The analysis, based on national data reported to the United Network for Organ Sharing (UNOS), found that transplanting infant hearts across incompatible blood group is as safe as transplantation with compatible blood group types.
“There was no difference in outcome between incompatible and compatible transplantation in these infants,” said Luca A. Vricella, M.D., senior author of the study and chief of pediatric heart transplantation at Johns Hopkins Medical Institutions in Baltimore, Md. “Survival between the two groups was similar at three years.”
Vricella said the impact of using incompatible donor hearts could significantly reduce the number of infants who die while on the waiting list to receive donor hearts. “Mortality could be reduced by at least 20 percent by using incompatible donors,” she said. Up to 40 percent of infants die while waiting for a donor heart. The average wait on the list exceeds two months.

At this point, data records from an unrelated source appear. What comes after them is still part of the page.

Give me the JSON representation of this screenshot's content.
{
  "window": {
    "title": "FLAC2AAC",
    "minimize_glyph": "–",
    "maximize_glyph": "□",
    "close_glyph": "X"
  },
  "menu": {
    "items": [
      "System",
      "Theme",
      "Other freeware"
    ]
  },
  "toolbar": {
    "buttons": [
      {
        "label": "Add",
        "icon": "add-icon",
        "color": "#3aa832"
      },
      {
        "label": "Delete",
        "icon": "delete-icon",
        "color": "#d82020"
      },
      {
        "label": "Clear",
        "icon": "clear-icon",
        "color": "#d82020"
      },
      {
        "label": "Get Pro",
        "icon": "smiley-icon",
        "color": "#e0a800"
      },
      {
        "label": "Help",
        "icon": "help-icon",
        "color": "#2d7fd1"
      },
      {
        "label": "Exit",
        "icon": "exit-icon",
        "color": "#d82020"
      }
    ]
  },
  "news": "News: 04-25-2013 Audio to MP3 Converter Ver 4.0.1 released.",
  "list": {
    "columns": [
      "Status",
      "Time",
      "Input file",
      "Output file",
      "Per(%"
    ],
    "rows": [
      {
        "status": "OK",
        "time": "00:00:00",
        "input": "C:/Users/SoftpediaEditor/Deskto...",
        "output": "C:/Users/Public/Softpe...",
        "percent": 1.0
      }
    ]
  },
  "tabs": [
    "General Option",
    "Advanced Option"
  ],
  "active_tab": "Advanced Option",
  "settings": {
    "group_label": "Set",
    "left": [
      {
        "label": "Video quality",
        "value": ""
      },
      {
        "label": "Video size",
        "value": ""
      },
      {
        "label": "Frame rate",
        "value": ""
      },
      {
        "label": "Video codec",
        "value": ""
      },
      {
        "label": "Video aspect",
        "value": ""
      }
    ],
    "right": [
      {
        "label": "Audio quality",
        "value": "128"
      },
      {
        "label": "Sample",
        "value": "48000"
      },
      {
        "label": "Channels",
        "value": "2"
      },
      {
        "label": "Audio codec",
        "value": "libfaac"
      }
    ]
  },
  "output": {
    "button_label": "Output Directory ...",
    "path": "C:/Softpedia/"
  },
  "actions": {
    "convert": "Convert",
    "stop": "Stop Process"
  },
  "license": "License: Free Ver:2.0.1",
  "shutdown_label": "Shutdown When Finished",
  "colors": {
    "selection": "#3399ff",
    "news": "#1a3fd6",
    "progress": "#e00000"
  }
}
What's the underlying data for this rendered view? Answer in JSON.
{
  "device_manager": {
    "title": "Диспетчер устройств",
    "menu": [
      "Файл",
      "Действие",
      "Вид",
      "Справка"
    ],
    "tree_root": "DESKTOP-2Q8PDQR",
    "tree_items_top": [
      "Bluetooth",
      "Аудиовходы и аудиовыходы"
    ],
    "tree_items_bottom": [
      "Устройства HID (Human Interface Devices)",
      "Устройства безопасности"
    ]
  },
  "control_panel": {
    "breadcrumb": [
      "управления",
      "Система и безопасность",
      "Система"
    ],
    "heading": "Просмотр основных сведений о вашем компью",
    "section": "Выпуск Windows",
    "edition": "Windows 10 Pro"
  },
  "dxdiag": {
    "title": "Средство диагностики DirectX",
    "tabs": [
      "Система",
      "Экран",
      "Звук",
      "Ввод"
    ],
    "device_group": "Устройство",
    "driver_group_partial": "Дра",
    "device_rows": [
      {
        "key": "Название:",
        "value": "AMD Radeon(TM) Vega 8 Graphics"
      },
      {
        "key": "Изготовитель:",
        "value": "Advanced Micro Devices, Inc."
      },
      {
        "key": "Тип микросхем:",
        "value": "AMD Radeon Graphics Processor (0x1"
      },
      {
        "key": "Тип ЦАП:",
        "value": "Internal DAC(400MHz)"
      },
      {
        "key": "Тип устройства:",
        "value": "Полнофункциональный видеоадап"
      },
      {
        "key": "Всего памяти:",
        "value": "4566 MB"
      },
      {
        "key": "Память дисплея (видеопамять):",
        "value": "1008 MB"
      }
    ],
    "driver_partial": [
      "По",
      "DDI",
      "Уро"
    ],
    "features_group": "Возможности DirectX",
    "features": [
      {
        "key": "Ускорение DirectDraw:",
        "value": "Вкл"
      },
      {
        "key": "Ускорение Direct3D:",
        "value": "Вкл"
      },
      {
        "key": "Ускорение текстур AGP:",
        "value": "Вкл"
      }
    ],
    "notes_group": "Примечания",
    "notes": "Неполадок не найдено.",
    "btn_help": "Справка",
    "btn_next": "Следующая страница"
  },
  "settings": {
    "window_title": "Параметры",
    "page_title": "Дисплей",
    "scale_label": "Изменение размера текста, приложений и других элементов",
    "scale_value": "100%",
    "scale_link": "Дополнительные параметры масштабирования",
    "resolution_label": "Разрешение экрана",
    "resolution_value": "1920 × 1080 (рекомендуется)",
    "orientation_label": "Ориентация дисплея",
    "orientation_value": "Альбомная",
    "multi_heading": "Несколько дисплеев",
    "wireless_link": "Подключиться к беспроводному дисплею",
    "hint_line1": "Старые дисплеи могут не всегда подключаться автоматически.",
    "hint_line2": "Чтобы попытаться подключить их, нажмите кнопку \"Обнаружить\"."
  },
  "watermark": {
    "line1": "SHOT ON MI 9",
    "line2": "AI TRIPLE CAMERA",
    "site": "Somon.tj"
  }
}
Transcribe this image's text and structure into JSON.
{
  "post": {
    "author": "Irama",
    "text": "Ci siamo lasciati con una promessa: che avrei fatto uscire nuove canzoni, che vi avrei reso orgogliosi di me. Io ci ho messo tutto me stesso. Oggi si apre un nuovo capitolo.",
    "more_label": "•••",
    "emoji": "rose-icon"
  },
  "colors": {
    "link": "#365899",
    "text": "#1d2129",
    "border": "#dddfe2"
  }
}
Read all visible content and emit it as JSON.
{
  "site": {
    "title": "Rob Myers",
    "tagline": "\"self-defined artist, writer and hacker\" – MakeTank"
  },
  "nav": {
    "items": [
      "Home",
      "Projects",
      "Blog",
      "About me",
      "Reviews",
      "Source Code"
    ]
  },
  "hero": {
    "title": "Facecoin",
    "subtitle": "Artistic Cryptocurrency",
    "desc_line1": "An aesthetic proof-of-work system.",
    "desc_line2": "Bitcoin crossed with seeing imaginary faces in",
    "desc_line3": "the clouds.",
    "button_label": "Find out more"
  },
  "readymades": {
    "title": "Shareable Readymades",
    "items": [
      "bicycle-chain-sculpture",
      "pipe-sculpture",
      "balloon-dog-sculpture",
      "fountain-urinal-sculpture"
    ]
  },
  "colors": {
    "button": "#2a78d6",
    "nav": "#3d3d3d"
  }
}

The study examined data on infant heart transplant recipients reported to UNOS from 1999 to 2007. Of the 591 infants who underwent transplantation, 35 infants (6 percent) received hearts from ABO-incompatible donors. Two ABO-compatible infants died from hyperacute rejection, while no ABO- incompatible infants died from hyperacute rejection. ABO-incompatibility did not predict mortality. The statistical analysis was adjusted for the different size cohorts, assuring statistical significance.
Survival in both groups reached 75 percent at three years after transplantation. Infants with congenital heart disease (defects existing since birth) represent the predominant group requiring transplantation. Until age 12 to 14 months, infants have immature immune systems with little or no production of these antibodies. That means they will not have pre-formed antibodies against the donor heart, lowering the risk of rejection.
MEDICA.de; Source: American Heart Association